5 Ethnographic Museum Gaziantep
Delve into the city’s past at the Ethnography Museum, where well-curated dioramas detail scenes of Gaziantep’s daily life through the centuries. Don’t miss the beautiful Ottoman costumes. The museum is housed in a beautifully restored Ottoman mansion, which still retains its original layout, with rooms reserved for women and rooms for receiving and entertaining guests. A walk through the rooms will give you insight into the lifestyles and rituals of the Ottoman era.
Location: Hanefioǧlu Sokak
6 Emine Göǧüş Culinary Museum
Say the name Gaziantep to a Turk and they will usually start talking about food. This city is known as one of the country’s culinary capitals, so it’s no surprise that there’s a museum dedicated to its food. The layout and excellent information boards guide you through Gaziantep’s most famous dishes, which of course include the sticky, syrupy delights of the city’s baklava, but also many savory dishes that have an extra-spicy kick compared to many of the Turkish cuisine. You’ll likely leave the museum hungry, so study the information boards while you’re in the museum and then join your new acquaintance to sample some local flavors for lunch.
Location: Köprübaşı Sokak
7 Gaziantep Mosques

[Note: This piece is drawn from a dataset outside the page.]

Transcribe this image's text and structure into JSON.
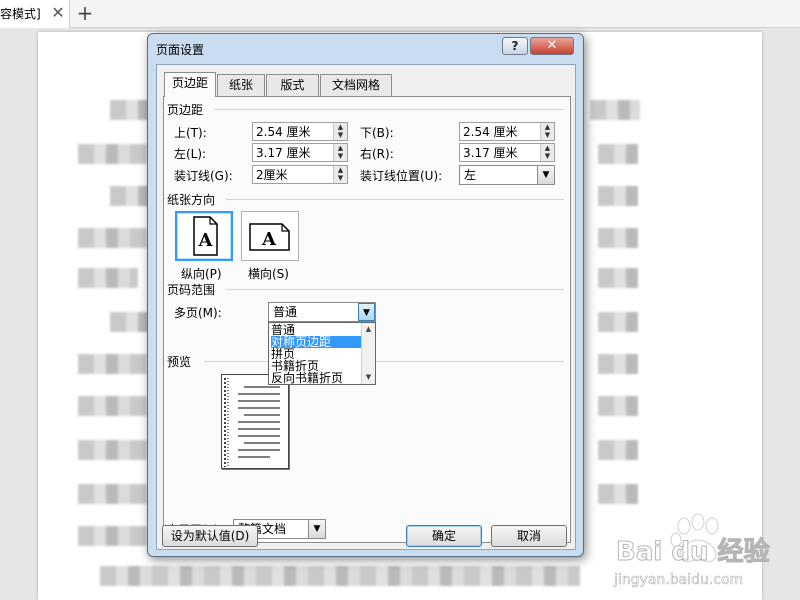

Gaziantep has a wealth of mosques from different time periods. A walk in the central old town area is a good chance to visit some and appreciate their different architectural features. The Kurtuluş Mosque (from Eyüboǧlu Caddesi) started life as a church and has been finely restored in recent years. The Alaüddevie Mosque (Şehitler Caddesi) and Tahtani Mosque (Eski Gümrük Caddesi) both contain striking Islamic architectural features. If you have a particular interest in mosque architecture, head outside the old town to the south-west of the city where you will find the well-preserved 11th-century city Mosque of Ömeriji.
Location: City center
Founded by the Seleucid ruler Nicator I, Belkis-Zeugma rose to prominence under later Roman rule and was a prosperous merchant city until its destruction by the Sassanid Persian army in 252 AD. Excavations here in the 1990s revealed a treasure trove of Roman mosaics that adorn the floors of the beautiful Roman villas. The best examples of these mosaics can now be viewed in the Gaziantep Zeugma Mosaic Museum. The opening of the Birecik Dam in 2000 resulted in the flooding of part of the archaeological site, but the area that still lies above the water is worth a visit, especially if you have viewed the mosaics in Gaziantep. Some of the less important mosaics have been left in situ and as you walk around the site you can clearly make out the plans of these once grand villas.
Location: 50 kilometers east of Gaziantep
When the Birecik Dam opened in 2000, the quiet village of Halfeti and nearby Rumkale and Savaş villages fell victim to Turkey’s march towards modernization. These traditional villages, with their old Ottoman architecture, were partially submerged under the dam water, and many villagers were resettled by the government. The villages make a lovely day trip from Gaziantep, although there is a slightly surreal edge to sightseeing here, with mosque minarets protruding defiantly from the dam water and abandoned village homes tumbling towards the shore. To get the best views, take a boat trip from Halfeti to Rumkale (where there is one fortress on a cliff) and further to Savaş.
Location: 102 kilometers east of Gaziantep
Next to the city of Sakçagoz are five ancient settlements, where excavations have revealed 12 levels of occupation dating from the Stone Age to the 1st century AD. Found on the smallest mound are the remains of a palace, with an antiquity and defensive wall, as well as sphinxes and stone blocks with reliefs from the 8th century BC. (now showing in Ankara’s) Museum of Anatolian Civilizations). Excavations at the site of Karahüyükthree miles northeast, have revealed a thriving early Bronze Age settlement, with a wealth of finds dating back to the Chalcolithic period.
Location: 50 kilometers west of Gaziantep